* [PROVIDED ENTRIES]
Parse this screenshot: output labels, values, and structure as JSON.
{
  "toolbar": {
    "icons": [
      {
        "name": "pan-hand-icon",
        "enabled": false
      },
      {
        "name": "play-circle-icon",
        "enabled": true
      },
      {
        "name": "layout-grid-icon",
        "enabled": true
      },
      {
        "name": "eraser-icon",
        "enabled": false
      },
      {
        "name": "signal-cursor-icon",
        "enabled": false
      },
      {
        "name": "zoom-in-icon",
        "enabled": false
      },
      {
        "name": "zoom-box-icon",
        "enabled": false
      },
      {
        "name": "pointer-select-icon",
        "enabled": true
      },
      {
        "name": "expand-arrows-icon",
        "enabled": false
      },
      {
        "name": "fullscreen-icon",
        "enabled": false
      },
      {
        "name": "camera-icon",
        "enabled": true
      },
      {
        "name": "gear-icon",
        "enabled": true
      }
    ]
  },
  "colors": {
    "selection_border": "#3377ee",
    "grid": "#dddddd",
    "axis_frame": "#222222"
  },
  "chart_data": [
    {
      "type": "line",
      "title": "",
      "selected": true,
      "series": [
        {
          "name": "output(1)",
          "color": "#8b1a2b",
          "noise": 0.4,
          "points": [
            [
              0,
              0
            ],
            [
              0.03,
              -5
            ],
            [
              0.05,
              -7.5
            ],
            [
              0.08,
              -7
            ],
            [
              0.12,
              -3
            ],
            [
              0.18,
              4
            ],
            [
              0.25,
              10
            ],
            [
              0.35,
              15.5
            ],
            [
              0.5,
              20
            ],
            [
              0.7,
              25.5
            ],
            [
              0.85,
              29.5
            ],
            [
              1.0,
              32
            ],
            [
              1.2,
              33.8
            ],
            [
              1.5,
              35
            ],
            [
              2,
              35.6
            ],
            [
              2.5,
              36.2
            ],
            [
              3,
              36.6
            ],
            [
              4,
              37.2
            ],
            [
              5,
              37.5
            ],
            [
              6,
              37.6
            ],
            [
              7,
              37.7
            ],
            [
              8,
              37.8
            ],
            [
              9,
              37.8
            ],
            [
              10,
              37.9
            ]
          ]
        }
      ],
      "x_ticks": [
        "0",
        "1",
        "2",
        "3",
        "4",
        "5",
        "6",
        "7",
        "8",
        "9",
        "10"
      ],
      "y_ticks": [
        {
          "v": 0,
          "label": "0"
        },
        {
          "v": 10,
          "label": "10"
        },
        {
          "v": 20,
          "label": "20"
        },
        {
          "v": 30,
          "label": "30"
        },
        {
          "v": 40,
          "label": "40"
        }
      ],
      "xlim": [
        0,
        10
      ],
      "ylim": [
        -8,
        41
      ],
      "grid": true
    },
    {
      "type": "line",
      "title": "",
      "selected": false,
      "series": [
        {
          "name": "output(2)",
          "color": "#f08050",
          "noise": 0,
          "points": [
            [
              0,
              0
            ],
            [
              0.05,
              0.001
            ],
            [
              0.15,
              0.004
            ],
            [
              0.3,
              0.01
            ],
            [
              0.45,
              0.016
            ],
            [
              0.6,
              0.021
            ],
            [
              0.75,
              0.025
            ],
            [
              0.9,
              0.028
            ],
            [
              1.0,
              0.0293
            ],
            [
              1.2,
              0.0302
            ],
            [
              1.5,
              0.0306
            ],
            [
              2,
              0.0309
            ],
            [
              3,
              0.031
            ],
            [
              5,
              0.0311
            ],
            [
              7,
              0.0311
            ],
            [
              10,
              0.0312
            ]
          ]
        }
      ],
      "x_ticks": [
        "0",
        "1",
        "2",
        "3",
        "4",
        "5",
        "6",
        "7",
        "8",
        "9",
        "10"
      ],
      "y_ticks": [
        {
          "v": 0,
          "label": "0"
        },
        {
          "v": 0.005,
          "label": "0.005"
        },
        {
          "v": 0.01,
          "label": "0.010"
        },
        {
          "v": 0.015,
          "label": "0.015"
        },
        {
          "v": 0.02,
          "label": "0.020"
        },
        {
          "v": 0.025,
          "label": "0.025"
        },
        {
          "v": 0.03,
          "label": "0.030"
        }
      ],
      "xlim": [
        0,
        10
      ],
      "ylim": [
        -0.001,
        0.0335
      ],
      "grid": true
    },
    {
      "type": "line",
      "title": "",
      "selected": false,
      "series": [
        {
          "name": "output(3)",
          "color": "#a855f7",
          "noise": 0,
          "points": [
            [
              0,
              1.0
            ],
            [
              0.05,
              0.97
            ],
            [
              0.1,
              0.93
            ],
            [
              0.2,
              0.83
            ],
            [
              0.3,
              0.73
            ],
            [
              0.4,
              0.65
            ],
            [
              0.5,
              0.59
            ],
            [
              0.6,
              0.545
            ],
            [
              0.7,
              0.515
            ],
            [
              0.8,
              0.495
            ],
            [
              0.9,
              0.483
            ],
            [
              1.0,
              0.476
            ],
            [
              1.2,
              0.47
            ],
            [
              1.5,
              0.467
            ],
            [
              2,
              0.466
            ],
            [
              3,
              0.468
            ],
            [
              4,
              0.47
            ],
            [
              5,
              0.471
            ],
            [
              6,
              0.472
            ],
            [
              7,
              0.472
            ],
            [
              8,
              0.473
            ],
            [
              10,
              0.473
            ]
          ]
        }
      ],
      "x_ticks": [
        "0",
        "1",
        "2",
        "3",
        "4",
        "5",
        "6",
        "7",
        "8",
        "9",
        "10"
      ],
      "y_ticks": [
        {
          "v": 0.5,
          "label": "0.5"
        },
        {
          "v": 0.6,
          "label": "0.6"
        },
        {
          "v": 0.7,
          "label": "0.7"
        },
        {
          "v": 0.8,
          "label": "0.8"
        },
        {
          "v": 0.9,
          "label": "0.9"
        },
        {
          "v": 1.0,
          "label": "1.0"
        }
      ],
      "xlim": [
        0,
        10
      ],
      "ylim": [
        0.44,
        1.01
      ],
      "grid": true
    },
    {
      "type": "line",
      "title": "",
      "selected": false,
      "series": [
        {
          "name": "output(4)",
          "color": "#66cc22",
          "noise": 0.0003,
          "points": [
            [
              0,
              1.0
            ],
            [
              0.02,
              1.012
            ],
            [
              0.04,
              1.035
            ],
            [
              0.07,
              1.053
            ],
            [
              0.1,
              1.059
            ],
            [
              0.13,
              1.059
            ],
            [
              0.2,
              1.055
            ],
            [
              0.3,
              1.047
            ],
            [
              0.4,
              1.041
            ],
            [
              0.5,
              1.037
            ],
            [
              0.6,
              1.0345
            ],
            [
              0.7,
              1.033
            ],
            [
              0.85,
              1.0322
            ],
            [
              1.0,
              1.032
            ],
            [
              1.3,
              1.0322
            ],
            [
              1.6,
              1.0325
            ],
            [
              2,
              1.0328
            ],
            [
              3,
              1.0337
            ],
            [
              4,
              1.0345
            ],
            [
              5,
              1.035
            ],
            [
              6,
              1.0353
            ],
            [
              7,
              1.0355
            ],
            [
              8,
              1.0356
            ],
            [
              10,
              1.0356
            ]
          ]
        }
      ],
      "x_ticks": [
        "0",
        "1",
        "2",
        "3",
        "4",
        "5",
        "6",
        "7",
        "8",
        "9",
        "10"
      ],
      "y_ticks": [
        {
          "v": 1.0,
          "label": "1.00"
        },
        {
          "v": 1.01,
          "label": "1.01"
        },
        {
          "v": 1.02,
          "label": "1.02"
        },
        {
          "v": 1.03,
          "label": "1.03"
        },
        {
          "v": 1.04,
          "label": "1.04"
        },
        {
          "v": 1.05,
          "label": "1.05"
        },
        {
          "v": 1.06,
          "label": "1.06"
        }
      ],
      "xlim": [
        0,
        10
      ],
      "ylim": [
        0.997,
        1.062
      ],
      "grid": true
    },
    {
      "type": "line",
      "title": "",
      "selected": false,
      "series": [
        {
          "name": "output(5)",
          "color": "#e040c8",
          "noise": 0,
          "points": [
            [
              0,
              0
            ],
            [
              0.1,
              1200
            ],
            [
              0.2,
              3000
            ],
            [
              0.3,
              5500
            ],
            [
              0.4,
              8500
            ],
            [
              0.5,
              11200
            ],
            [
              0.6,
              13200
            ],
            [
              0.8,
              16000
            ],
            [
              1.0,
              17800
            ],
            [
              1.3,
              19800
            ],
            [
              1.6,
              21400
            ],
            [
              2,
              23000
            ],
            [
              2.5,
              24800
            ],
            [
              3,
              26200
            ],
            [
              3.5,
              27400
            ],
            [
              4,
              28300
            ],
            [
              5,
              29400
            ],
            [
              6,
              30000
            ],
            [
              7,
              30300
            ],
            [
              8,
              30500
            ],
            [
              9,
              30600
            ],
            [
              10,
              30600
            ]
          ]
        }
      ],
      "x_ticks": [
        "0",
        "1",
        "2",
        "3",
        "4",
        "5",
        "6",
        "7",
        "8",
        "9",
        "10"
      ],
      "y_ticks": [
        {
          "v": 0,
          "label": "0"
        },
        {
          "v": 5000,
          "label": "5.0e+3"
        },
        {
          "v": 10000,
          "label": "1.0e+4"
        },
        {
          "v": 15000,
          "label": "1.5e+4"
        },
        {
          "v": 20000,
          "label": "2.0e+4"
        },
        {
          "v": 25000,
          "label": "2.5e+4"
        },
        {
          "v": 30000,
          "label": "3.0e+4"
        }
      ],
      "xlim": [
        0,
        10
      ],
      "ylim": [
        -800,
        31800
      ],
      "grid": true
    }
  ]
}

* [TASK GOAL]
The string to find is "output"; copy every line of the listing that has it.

* [RESPONSE BOX]
Parse this screenshot: output labels, values, and structure as JSON.
          "name": "output(1)",
          "name": "output(2)",
          "name": "output(3)",
          "name": "output(4)",
          "name": "output(5)",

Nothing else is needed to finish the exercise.